A line belongs in the answer only if it contains the word "Ethernet"; copy every such line from the listing below.
___ GIVEN DATA
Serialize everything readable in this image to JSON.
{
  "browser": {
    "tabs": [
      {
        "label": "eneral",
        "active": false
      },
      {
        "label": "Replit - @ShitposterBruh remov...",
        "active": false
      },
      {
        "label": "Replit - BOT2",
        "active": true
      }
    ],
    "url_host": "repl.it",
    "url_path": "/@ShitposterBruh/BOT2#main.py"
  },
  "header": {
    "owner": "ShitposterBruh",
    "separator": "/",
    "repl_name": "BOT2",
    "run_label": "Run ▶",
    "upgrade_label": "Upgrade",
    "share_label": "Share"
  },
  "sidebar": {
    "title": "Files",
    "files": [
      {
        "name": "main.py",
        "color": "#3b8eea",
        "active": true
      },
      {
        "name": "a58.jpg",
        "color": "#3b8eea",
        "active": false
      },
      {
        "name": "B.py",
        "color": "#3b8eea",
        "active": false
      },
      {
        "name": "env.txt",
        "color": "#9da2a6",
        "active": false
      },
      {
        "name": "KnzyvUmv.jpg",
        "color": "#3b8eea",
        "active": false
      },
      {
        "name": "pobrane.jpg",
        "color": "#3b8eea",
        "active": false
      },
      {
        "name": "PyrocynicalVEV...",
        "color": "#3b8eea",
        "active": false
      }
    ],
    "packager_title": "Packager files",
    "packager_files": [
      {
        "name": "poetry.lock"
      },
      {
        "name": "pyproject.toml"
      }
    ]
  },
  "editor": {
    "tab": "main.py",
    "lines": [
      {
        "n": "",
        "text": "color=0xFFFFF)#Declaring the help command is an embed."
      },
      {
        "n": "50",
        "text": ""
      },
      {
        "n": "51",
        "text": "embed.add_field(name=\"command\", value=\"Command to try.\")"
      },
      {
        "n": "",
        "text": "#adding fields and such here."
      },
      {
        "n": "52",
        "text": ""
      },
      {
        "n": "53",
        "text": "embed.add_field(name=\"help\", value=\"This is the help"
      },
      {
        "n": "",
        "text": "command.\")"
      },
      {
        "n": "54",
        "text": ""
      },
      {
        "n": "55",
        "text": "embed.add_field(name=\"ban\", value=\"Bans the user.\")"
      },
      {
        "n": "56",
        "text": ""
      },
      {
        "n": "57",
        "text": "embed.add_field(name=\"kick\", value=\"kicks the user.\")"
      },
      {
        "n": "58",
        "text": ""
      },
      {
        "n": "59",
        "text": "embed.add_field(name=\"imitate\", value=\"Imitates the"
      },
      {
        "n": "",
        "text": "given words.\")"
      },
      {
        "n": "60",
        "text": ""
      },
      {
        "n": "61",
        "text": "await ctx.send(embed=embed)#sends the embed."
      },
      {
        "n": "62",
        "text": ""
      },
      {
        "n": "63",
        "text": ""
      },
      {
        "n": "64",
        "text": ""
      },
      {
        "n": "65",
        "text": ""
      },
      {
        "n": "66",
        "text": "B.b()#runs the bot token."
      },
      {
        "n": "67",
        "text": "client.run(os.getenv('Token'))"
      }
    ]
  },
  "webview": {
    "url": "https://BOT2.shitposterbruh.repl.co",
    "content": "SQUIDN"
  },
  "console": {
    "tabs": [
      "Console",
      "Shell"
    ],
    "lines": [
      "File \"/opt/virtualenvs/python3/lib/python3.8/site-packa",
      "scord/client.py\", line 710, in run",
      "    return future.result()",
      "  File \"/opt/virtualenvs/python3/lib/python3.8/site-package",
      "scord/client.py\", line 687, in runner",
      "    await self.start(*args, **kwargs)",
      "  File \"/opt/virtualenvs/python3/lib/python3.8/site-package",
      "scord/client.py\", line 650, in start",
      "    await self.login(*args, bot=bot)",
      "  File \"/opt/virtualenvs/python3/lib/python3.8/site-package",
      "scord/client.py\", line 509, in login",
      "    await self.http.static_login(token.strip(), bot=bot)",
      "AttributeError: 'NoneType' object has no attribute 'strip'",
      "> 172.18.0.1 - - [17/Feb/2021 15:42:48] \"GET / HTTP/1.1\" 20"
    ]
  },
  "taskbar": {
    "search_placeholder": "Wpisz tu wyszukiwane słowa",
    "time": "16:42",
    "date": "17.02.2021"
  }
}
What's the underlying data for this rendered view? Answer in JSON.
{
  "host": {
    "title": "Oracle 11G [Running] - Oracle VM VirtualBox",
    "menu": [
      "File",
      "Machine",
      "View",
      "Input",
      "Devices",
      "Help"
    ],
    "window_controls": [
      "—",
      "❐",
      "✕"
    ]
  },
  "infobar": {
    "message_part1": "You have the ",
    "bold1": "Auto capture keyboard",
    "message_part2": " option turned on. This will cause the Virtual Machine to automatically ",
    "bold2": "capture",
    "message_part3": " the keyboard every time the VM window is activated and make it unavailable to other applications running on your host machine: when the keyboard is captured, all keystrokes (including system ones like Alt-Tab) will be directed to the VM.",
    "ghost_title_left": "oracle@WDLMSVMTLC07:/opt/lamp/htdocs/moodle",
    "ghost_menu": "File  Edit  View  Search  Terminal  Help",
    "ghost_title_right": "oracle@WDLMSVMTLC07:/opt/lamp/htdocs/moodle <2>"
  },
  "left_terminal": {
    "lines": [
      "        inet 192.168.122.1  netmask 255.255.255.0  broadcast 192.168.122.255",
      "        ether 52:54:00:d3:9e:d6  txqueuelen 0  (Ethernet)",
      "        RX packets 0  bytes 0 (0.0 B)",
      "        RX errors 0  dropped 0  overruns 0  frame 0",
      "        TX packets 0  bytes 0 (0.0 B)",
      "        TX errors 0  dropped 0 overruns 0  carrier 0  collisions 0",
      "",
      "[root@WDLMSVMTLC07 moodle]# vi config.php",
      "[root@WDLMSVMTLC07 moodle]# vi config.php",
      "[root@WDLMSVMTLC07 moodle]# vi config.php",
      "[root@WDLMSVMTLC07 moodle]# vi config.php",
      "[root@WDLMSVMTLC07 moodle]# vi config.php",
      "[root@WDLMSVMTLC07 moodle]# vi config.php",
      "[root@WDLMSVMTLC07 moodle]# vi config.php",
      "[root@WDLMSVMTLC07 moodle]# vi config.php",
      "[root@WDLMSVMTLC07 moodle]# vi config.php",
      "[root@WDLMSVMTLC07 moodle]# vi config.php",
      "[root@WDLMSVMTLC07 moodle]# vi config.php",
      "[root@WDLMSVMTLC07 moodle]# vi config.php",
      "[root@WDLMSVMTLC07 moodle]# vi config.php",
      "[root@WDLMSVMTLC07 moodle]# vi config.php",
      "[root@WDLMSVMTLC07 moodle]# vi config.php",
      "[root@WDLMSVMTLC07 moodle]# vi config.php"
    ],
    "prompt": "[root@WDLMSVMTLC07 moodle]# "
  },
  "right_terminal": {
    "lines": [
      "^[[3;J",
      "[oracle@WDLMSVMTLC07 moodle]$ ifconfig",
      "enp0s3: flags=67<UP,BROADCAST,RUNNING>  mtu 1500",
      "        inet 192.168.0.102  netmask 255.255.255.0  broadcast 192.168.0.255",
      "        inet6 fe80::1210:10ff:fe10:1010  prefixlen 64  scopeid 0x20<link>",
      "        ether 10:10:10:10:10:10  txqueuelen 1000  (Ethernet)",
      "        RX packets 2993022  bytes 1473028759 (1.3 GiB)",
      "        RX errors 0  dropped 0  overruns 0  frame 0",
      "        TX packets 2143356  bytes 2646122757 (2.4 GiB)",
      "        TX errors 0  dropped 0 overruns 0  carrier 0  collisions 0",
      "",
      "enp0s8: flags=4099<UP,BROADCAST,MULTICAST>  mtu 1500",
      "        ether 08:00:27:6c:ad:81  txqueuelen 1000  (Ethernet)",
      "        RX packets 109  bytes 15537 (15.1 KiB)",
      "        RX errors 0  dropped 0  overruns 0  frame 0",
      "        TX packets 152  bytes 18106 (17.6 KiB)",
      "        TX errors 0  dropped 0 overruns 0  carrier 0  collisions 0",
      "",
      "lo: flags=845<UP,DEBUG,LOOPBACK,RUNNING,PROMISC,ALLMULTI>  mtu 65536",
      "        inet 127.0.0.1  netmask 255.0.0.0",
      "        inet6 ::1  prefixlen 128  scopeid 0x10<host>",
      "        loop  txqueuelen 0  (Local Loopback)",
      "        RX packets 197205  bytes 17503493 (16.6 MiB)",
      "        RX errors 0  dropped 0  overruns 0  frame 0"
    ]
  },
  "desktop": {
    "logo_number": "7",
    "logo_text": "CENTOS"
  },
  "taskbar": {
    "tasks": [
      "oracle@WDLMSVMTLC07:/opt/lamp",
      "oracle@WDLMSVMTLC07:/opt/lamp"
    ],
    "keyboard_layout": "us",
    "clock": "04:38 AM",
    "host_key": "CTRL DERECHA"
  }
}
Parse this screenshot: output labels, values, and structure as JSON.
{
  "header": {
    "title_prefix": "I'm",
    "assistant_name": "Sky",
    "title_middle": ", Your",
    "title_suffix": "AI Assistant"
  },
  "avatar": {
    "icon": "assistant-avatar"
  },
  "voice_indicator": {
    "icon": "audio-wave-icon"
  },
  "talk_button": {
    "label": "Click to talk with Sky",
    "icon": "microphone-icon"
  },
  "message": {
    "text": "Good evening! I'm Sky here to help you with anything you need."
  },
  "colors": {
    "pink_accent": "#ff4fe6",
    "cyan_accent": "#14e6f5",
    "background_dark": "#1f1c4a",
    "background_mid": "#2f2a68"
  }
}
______
TASK OUTPUT:
      "        ether 52:54:00:d3:9e:d6  txqueuelen 0  (Ethernet)",
      "        ether 10:10:10:10:10:10  txqueuelen 1000  (Ethernet)",
      "        ether 08:00:27:6c:ad:81  txqueuelen 1000  (Ethernet)",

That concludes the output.